With the rule firmly in mind that this court does not retry the facts, we have reviewed the parties' arguments on appeal and the evidence in the record and conclude that the jury's verdict was based on sufficient evidence, and the court's denial of Mr. Cruz's motion for judgment as a matter of law was proper. Accordingly, the jury's verdict in appeal No. 99-2364 in favor of Officer Gutierrez and against Leroy and Evangelina Romero is AFFIRMED. We also AFFIRM the district court's order denying the motion for judgment as a matter of law in appeal No. 99-2358.
Entered for the Court
Stephen H. Anderson
*. This order and judgment is not binding precedent, except under the doctrines of law of the case, res judicata, and collateral estoppel. The court generally disfavors the citation of orders and judgments; nevertheless, an order and judgment may be cited under the terms and conditions of 10th Cir. R. 36.3.
1. There was conflicting testimony as to the circumstances which led to Officer Gutierrez's action. Leroy testified that he only raised his arm to order the officer off of his property, while Officer Gutierrez testified that he thought Leroy was reaching out to grab his shirt.
2. Ernest Romero joined Mr. Cruz in his complaint, both individually and as parent and next friend of his two children. Ernest did not join Mr. Cruz in this appeal.
3. All of the defendants except Robert Gutierrez were dismissed from the lawsuits by stipulation prior to trial.
4. We note that the arrest did not take place inside Mr. Cruz's home and that the officers never crossed the threshold. See Payton, 445 U.S. at 583, 590. The location of the arrest was not an issue argued on appeal and is not germane to our decision.
5. We note that Mr. Cruz did not provide this court with a complete trial transcript. While the portions provided are adequate to facilitate our review, we advise Mr. Cruz that when he challenges a jury verdict based on evidence supporting a conclusion, it is imperative that this court be provided a full record. See Fed. R. App. P. 10(b)(2); Deines v. Vermeer Mfg. Co., 969 F.2d 977, 979 (10th Cir. 1992) (stating that lack of transcript limits appellate review of insufficiency of evidence claim).
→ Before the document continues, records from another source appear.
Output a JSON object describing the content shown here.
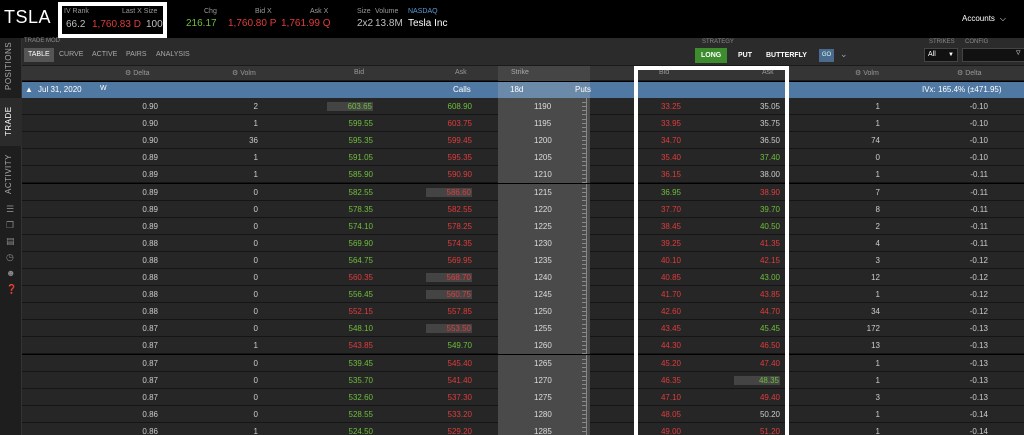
{
  "symbol": "TSLA",
  "header": {
    "iv_rank_label": "IV Rank",
    "iv_rank_value": "66.2",
    "last_label": "Last X Size",
    "last_value": "1,760.83 D",
    "last_size": "100",
    "chg_label": "Chg",
    "chg_value": "216.17",
    "bid_label": "Bid X",
    "bid_value": "1,760.80 P",
    "ask_label": "Ask X",
    "ask_value": "1,761.99 Q",
    "size_label": "Size",
    "size_value": "2x2",
    "volume_label": "Volume",
    "volume_value": "13.8M",
    "exchange": "NASDAQ",
    "company": "Tesla Inc",
    "accounts": "Accounts"
  },
  "toolbar": {
    "trade_mode_label": "TRADE MOD",
    "tabs": [
      "TABLE",
      "CURVE",
      "ACTIVE",
      "PAIRS",
      "ANALYSIS"
    ],
    "strategy_label": "STRATEGY",
    "strategy_long": "LONG",
    "strategy_put": "PUT",
    "strategy_butterfly": "BUTTERFLY",
    "go": "GO",
    "strikes_label": "STRIKES",
    "strikes_value": "All",
    "config_label": "CONFIG"
  },
  "sidebar": {
    "tabs": [
      "POSITIONS",
      "TRADE",
      "ACTIVITY"
    ]
  },
  "columns": {
    "delta": "Delta",
    "volm": "Volm",
    "bid": "Bid",
    "ask": "Ask",
    "strike": "Strike",
    "put_bid": "Bid",
    "put_ask": "Ask",
    "put_volm": "Volm",
    "put_delta": "Delta"
  },
  "expiration": {
    "date": "Jul 31, 2020",
    "weekly": "W",
    "calls": "Calls",
    "dte": "18d",
    "puts": "Puts",
    "ivx": "IVx: 165.4% (±471.95)"
  },
  "rows": [
    {
      "c_delta": "0.90",
      "c_volm": "2",
      "c_bid": "603.65",
      "c_ask": "608.90",
      "strike": "1190",
      "p_bid": "33.25",
      "p_ask": "35.05",
      "p_volm": "1",
      "p_delta": "-0.10",
      "cb": "g",
      "ca": "g",
      "pb": "r",
      "pa": "n",
      "cbh": true
    },
    {
      "c_delta": "0.90",
      "c_volm": "1",
      "c_bid": "599.55",
      "c_ask": "603.75",
      "strike": "1195",
      "p_bid": "33.95",
      "p_ask": "35.75",
      "p_volm": "1",
      "p_delta": "-0.10",
      "cb": "g",
      "ca": "r",
      "pb": "r",
      "pa": "n"
    },
    {
      "c_delta": "0.90",
      "c_volm": "36",
      "c_bid": "595.35",
      "c_ask": "599.45",
      "strike": "1200",
      "p_bid": "34.70",
      "p_ask": "36.50",
      "p_volm": "74",
      "p_delta": "-0.10",
      "cb": "g",
      "ca": "r",
      "pb": "r",
      "pa": "n"
    },
    {
      "c_delta": "0.89",
      "c_volm": "1",
      "c_bid": "591.05",
      "c_ask": "595.35",
      "strike": "1205",
      "p_bid": "35.40",
      "p_ask": "37.40",
      "p_volm": "0",
      "p_delta": "-0.10",
      "cb": "g",
      "ca": "r",
      "pb": "r",
      "pa": "g"
    },
    {
      "c_delta": "0.89",
      "c_volm": "1",
      "c_bid": "585.90",
      "c_ask": "590.90",
      "strike": "1210",
      "p_bid": "36.15",
      "p_ask": "38.00",
      "p_volm": "1",
      "p_delta": "-0.11",
      "cb": "g",
      "ca": "r",
      "pb": "r",
      "pa": "n"
    },
    {
      "c_delta": "0.89",
      "c_volm": "0",
      "c_bid": "582.55",
      "c_ask": "586.60",
      "strike": "1215",
      "p_bid": "36.95",
      "p_ask": "38.90",
      "p_volm": "7",
      "p_delta": "-0.11",
      "cb": "g",
      "ca": "r",
      "pb": "g",
      "pa": "r",
      "cah": true
    },
    {
      "c_delta": "0.89",
      "c_volm": "0",
      "c_bid": "578.35",
      "c_ask": "582.55",
      "strike": "1220",
      "p_bid": "37.70",
      "p_ask": "39.70",
      "p_volm": "8",
      "p_delta": "-0.11",
      "cb": "g",
      "ca": "r",
      "pb": "r",
      "pa": "g"
    },
    {
      "c_delta": "0.89",
      "c_volm": "0",
      "c_bid": "574.10",
      "c_ask": "578.25",
      "strike": "1225",
      "p_bid": "38.45",
      "p_ask": "40.50",
      "p_volm": "2",
      "p_delta": "-0.11",
      "cb": "g",
      "ca": "r",
      "pb": "r",
      "pa": "g"
    },
    {
      "c_delta": "0.88",
      "c_volm": "0",
      "c_bid": "569.90",
      "c_ask": "574.35",
      "strike": "1230",
      "p_bid": "39.25",
      "p_ask": "41.35",
      "p_volm": "4",
      "p_delta": "-0.11",
      "cb": "g",
      "ca": "r",
      "pb": "r",
      "pa": "r"
    },
    {
      "c_delta": "0.88",
      "c_volm": "0",
      "c_bid": "564.75",
      "c_ask": "569.95",
      "strike": "1235",
      "p_bid": "40.10",
      "p_ask": "42.15",
      "p_volm": "3",
      "p_delta": "-0.12",
      "cb": "g",
      "ca": "r",
      "pb": "r",
      "pa": "r"
    },
    {
      "c_delta": "0.88",
      "c_volm": "0",
      "c_bid": "560.35",
      "c_ask": "568.70",
      "strike": "1240",
      "p_bid": "40.85",
      "p_ask": "43.00",
      "p_volm": "12",
      "p_delta": "-0.12",
      "cb": "r",
      "ca": "r",
      "pb": "r",
      "pa": "g",
      "cah": true
    },
    {
      "c_delta": "0.88",
      "c_volm": "0",
      "c_bid": "556.45",
      "c_ask": "560.75",
      "strike": "1245",
      "p_bid": "41.70",
      "p_ask": "43.85",
      "p_volm": "1",
      "p_delta": "-0.12",
      "cb": "g",
      "ca": "r",
      "pb": "r",
      "pa": "r",
      "cah": true
    },
    {
      "c_delta": "0.88",
      "c_volm": "0",
      "c_bid": "552.15",
      "c_ask": "557.85",
      "strike": "1250",
      "p_bid": "42.60",
      "p_ask": "44.70",
      "p_volm": "34",
      "p_delta": "-0.12",
      "cb": "r",
      "ca": "r",
      "pb": "r",
      "pa": "r"
    },
    {
      "c_delta": "0.87",
      "c_volm": "0",
      "c_bid": "548.10",
      "c_ask": "553.50",
      "strike": "1255",
      "p_bid": "43.45",
      "p_ask": "45.45",
      "p_volm": "172",
      "p_delta": "-0.13",
      "cb": "g",
      "ca": "r",
      "pb": "r",
      "pa": "g",
      "cah": true
    },
    {
      "c_delta": "0.87",
      "c_volm": "1",
      "c_bid": "543.85",
      "c_ask": "549.70",
      "strike": "1260",
      "p_bid": "44.30",
      "p_ask": "46.50",
      "p_volm": "13",
      "p_delta": "-0.13",
      "cb": "r",
      "ca": "g",
      "pb": "r",
      "pa": "r"
    },
    {
      "c_delta": "0.87",
      "c_volm": "0",
      "c_bid": "539.45",
      "c_ask": "545.40",
      "strike": "1265",
      "p_bid": "45.20",
      "p_ask": "47.40",
      "p_volm": "1",
      "p_delta": "-0.13",
      "cb": "g",
      "ca": "r",
      "pb": "r",
      "pa": "r"
    },
    {
      "c_delta": "0.87",
      "c_volm": "0",
      "c_bid": "535.70",
      "c_ask": "541.40",
      "strike": "1270",
      "p_bid": "46.35",
      "p_ask": "48.35",
      "p_volm": "1",
      "p_delta": "-0.13",
      "cb": "g",
      "ca": "r",
      "pb": "r",
      "pa": "g",
      "pah": true
    },
    {
      "c_delta": "0.87",
      "c_volm": "0",
      "c_bid": "532.60",
      "c_ask": "537.30",
      "strike": "1275",
      "p_bid": "47.10",
      "p_ask": "49.40",
      "p_volm": "3",
      "p_delta": "-0.13",
      "cb": "g",
      "ca": "r",
      "pb": "r",
      "pa": "r"
    },
    {
      "c_delta": "0.86",
      "c_volm": "0",
      "c_bid": "528.55",
      "c_ask": "533.20",
      "strike": "1280",
      "p_bid": "48.05",
      "p_ask": "50.20",
      "p_volm": "1",
      "p_delta": "-0.14",
      "cb": "g",
      "ca": "r",
      "pb": "r",
      "pa": "n"
    },
    {
      "c_delta": "0.86",
      "c_volm": "1",
      "c_bid": "524.50",
      "c_ask": "529.20",
      "strike": "1285",
      "p_bid": "49.00",
      "p_ask": "51.20",
      "p_volm": "1",
      "p_delta": "-0.14",
      "cb": "g",
      "ca": "r",
      "pb": "r",
      "pa": "r"
    }
  ],
  "colors": {
    "up": "#6fbf3c",
    "down": "#e03c3c",
    "expiration_bar": "#4f79a3",
    "strategy_long": "#3d8c2e"
  }
}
6. Although the Romeros state that they could not afford a transcript and the district court did not grant their in forma pauperis application, see Appellants' Opening Br. at 7, they do not challenge the district court's actions in this regard on appeal.